Available records:
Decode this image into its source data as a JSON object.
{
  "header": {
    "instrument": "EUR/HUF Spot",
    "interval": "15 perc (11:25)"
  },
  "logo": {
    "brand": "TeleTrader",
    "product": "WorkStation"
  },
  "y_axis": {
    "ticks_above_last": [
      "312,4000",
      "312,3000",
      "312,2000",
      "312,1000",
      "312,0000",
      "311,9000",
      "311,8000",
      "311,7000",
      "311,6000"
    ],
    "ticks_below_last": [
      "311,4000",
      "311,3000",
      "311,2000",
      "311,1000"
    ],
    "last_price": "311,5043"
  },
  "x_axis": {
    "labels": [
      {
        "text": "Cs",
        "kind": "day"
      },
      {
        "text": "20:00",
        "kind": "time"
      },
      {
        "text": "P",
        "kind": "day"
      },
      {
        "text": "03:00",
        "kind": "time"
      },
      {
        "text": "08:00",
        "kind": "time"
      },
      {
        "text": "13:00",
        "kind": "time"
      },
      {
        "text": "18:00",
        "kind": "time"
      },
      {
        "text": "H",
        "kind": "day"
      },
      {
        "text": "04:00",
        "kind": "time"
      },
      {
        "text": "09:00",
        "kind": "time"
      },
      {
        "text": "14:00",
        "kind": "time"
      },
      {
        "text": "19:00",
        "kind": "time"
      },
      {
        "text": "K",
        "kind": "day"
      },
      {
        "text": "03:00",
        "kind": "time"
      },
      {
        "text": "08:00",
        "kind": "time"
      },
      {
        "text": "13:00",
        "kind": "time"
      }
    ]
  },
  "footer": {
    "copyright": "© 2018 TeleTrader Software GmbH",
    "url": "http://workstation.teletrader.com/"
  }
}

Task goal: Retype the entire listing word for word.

Answer to this task:
Decode this image into its source data as a JSON object.
{
  "header": {
    "instrument": "EUR/HUF Spot",
    "interval": "15 perc (11:25)"
  },
  "logo": {
    "brand": "TeleTrader",
    "product": "WorkStation"
  },
  "y_axis": {
    "ticks_above_last": [
      "312,4000",
      "312,3000",
      "312,2000",
      "312,1000",
      "312,0000",
      "311,9000",
      "311,8000",
      "311,7000",
      "311,6000"
    ],
    "ticks_below_last": [
      "311,4000",
      "311,3000",
      "311,2000",
      "311,1000"
    ],
    "last_price": "311,5043"
  },
  "x_axis": {
    "labels": [
      {
        "text": "Cs",
        "kind": "day"
      },
      {
        "text": "20:00",
        "kind": "time"
      },
      {
        "text": "P",
        "kind": "day"
      },
      {
        "text": "03:00",
        "kind": "time"
      },
      {
        "text": "08:00",
        "kind": "time"
      },
      {
        "text": "13:00",
        "kind": "time"
      },
      {
        "text": "18:00",
        "kind": "time"
      },
      {
        "text": "H",
        "kind": "day"
      },
      {
        "text": "04:00",
        "kind": "time"
      },
      {
        "text": "09:00",
        "kind": "time"
      },
      {
        "text": "14:00",
        "kind": "time"
      },
      {
        "text": "19:00",
        "kind": "time"
      },
      {
        "text": "K",
        "kind": "day"
      },
      {
        "text": "03:00",
        "kind": "time"
      },
      {
        "text": "08:00",
        "kind": "time"
      },
      {
        "text": "13:00",
        "kind": "time"
      }
    ]
  },
  "footer": {
    "copyright": "© 2018 TeleTrader Software GmbH",
    "url": "http://workstation.teletrader.com/"
  }
}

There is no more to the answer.